Related University Degree Commercial Law essays

  1. Corporations in law. A corporation under Company law or corporate law is specifically ...

    Lipman then claimed that he could not complete the transaction with Mr Jones since he no longer owned the land, i.e. the company was now the lawful owner. The court lifted the veil of incorporation - ruling that the company was but a façade - and ordered Lipman to conclude the transaction with Mr Jones.

  2. Company law - directors duties

    Gale, S. (2007) Companies Act 2006: The new Law. 1st Edition. Bristol: Jordan Publishing Limited 10 Chuah, J. (2007) The new Companies Act 2006 and Directors' Duties. Finance and Credit Law.6(3) 11 Lee-v-Chou Wen Hsien [1984] 1 W.L.R 1202, Here it was held that a provision that a director was removable under the articles if requested in writing by

  1. Limited liability

    Given the importance that the group structure has nowadays as a vehicle of economic development and the simultaneous dependence on the case law in order to clarify this difficult matter, it is essential to introduce more efficient methods to deal with this aspect of company law.

  2. Retention of Title. The term retention of title has become significantly vital in ...

    8In the recent cases the courts have failed to find a fiduciary relationship between the parties and so were regarded as debtor and creditor relationships, which require registration. 9Thus, currently it is very difficult to draft proceeds of sale clause as such clauses will be regarded as creating a charge,

  1. Consumer Law - Effectiveness of guaratees

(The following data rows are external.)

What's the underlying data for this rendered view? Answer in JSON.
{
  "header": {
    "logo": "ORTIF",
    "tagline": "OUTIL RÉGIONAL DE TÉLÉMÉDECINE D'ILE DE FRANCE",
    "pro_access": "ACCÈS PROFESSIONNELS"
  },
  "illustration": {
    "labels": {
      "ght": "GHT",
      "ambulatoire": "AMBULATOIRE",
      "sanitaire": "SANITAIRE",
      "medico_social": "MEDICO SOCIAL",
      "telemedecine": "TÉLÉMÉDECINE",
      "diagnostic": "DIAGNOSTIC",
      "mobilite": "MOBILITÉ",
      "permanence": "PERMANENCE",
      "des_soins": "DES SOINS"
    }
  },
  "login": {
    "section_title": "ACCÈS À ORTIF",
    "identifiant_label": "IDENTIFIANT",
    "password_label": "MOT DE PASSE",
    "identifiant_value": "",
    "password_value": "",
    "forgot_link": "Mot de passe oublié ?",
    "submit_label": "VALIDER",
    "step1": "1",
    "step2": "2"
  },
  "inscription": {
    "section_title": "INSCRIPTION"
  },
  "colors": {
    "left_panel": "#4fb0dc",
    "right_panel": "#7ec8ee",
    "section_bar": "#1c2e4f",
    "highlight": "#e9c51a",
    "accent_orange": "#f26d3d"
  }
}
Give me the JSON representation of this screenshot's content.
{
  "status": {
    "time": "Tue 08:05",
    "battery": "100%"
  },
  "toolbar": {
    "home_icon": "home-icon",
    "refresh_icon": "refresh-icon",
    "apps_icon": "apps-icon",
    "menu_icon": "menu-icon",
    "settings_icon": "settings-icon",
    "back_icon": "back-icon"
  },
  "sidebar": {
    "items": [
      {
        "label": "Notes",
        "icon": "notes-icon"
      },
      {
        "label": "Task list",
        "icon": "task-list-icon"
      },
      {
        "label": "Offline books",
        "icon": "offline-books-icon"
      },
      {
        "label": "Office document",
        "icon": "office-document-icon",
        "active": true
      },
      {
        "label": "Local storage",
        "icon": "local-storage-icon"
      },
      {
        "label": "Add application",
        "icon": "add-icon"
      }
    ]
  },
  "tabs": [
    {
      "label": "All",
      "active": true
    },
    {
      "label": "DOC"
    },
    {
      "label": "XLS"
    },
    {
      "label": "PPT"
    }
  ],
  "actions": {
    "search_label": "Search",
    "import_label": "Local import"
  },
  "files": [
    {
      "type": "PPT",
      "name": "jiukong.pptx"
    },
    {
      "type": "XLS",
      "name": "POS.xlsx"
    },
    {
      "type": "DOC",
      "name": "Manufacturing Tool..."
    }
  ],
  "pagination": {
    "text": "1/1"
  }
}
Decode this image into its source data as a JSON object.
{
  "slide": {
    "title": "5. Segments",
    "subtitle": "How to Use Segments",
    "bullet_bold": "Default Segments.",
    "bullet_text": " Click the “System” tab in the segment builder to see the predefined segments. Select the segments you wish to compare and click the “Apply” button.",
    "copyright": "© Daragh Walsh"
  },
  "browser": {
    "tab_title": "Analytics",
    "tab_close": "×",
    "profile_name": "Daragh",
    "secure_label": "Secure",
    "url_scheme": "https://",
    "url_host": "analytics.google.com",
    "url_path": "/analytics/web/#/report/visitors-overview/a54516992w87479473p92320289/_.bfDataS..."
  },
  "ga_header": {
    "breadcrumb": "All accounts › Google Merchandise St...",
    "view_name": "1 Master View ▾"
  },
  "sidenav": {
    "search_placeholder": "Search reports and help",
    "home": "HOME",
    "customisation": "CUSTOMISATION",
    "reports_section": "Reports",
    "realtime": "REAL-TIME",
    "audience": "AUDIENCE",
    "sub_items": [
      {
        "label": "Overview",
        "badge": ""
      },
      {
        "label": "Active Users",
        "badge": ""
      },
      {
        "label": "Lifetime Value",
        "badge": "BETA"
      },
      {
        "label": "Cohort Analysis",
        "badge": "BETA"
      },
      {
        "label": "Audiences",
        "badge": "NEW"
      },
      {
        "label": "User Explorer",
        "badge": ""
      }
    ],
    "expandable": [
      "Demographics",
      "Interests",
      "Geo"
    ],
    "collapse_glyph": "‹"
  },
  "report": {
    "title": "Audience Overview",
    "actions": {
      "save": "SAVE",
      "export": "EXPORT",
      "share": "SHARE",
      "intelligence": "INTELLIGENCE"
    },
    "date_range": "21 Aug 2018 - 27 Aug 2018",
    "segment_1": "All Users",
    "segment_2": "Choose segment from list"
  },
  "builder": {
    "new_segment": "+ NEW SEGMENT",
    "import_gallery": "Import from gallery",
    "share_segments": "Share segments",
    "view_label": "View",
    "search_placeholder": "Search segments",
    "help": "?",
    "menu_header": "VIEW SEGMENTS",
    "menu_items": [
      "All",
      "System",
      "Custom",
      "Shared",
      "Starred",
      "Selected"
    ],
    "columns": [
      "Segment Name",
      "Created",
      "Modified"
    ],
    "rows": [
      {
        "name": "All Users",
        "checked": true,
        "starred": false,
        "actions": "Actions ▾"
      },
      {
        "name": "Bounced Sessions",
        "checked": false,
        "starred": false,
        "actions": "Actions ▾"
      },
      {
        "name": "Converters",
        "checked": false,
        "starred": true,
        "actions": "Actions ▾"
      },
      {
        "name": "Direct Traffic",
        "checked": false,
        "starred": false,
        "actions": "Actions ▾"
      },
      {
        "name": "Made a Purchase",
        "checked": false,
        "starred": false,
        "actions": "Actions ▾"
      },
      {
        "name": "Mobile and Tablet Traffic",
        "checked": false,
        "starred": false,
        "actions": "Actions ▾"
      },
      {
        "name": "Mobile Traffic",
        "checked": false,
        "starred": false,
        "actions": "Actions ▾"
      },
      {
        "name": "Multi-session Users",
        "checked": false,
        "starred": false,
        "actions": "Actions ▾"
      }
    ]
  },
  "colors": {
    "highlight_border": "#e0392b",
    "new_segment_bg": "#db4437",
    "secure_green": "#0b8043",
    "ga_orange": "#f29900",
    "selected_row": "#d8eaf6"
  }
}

    It isn't enough that it's in good condition and works fine on the day it is sold; it has to last for a reasonable amount of time afterwards'. In an unreported case Which? recently successfully represented a driver suing a motor parts firm over an engine timing belt and tensioner

  2. Both the common law and statute make it too easy for buyers to reject ...

    If the goods are defective, in the sense of being unmerchantable, unfit for a particular purpose, or not in conformity with the description, there is a breach of a condition of the contract which will normally allow the consumer to reject the goods.

  1. Consumers and the Law

    This defect contained a risk which was likely or unlikely cause of an accident whether in the year 1990 or 1999. Here there was not necessary for the presence of a previous case of a defect. Negligence was a common law and it had to be foreseen that such an injury could occur which was evident from the case.

  2. The academic debate concerning on the directors duties is one of the oldest issues ...

    where four of the directors planned to set up a new business competing with their new owners". In Extrasure Travel Insurances Ltd v Scattergood47, "on when incompetent but honest intentions amount to breach of fiduciary duty and the test for determining when a director has acted in the best interests

  • Over 160,000 pieces
    of student written work
  • Annotated by
    experienced teachers
  • Ideas and feedback to
    improve your own work